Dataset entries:
····················

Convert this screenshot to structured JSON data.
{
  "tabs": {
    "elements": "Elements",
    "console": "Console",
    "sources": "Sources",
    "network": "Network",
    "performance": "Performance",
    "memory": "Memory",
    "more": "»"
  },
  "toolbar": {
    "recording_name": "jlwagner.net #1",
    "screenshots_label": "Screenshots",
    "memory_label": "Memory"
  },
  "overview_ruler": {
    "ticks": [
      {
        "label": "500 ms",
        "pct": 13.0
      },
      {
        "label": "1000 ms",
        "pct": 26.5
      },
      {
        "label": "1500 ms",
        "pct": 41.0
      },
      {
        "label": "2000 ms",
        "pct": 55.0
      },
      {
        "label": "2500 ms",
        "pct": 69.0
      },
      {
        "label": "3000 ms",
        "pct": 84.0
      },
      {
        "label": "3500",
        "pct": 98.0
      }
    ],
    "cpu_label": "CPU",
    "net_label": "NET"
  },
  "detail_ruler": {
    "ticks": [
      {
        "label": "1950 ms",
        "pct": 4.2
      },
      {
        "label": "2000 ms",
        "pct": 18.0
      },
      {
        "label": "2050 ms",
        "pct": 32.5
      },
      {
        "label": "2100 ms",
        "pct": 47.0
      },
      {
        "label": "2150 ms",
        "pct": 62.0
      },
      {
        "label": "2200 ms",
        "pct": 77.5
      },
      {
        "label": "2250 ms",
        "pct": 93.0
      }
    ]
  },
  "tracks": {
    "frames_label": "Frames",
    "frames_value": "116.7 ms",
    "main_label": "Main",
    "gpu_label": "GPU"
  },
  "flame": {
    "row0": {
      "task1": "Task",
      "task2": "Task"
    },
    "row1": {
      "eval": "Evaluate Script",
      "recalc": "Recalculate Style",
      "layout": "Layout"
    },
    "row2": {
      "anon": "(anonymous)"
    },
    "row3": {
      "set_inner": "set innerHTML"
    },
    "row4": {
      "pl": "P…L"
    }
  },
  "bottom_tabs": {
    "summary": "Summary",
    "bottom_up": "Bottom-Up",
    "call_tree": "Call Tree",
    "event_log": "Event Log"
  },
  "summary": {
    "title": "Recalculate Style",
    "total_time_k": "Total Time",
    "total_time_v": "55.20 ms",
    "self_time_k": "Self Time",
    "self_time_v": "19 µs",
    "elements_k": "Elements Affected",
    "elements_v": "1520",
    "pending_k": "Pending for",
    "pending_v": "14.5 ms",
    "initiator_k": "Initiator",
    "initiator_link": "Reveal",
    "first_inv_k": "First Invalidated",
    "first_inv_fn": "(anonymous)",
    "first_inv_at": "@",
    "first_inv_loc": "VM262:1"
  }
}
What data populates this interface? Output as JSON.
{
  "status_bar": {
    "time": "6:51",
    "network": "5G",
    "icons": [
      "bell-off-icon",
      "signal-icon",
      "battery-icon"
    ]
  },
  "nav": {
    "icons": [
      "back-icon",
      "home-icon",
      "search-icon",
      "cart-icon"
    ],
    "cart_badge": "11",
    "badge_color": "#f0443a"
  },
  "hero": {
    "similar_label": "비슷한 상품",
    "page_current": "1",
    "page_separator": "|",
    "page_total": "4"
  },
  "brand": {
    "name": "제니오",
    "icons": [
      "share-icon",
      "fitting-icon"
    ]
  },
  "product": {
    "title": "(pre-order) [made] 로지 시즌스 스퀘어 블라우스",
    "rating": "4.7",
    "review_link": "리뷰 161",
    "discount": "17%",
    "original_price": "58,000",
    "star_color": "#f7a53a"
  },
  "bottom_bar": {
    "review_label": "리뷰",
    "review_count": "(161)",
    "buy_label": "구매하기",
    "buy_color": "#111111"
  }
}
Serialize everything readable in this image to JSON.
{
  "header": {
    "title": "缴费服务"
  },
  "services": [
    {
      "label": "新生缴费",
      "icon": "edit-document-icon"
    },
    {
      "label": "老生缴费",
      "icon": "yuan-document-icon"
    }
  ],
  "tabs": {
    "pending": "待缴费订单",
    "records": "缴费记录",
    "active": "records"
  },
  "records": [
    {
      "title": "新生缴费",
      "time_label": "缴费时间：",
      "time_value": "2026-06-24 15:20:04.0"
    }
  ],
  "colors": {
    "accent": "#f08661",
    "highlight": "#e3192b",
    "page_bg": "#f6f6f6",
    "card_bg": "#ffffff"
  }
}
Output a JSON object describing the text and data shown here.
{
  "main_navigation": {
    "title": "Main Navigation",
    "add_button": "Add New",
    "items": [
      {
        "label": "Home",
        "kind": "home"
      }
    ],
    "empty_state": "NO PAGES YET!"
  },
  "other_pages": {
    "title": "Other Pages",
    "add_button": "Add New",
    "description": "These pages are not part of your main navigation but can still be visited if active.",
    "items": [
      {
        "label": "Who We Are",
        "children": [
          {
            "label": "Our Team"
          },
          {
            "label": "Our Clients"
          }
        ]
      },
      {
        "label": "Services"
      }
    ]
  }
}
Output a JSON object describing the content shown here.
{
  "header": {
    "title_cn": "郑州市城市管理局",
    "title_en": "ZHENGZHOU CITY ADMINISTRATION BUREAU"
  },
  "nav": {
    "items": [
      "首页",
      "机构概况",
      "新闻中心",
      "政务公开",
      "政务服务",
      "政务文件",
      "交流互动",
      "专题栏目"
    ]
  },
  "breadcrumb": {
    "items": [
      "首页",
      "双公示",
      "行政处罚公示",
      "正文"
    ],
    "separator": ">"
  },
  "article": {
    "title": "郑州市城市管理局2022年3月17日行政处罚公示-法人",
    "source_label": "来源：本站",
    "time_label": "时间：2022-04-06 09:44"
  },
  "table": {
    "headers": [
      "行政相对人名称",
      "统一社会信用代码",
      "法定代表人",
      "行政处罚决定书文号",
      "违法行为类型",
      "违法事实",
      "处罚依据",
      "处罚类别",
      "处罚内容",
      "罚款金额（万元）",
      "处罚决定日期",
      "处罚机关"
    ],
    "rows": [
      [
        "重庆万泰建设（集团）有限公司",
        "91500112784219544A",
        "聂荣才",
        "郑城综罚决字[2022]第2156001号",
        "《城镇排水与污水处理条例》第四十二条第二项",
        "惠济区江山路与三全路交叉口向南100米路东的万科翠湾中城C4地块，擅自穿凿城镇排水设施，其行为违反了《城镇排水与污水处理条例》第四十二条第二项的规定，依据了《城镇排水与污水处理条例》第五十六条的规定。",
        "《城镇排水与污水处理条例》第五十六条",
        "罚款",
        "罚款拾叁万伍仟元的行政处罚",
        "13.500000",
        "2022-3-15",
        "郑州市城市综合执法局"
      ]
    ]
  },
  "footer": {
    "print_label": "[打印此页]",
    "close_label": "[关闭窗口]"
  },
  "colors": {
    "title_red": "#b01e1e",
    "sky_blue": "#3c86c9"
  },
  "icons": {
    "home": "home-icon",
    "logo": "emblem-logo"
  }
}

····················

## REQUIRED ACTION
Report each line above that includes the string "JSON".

## ANSWER TO THIS TASK
Convert this screenshot to structured JSON data.
What data populates this interface? Output as JSON.
Serialize everything readable in this image to JSON.
Output a JSON object describing the text and data shown here.
Output a JSON object describing the content shown here.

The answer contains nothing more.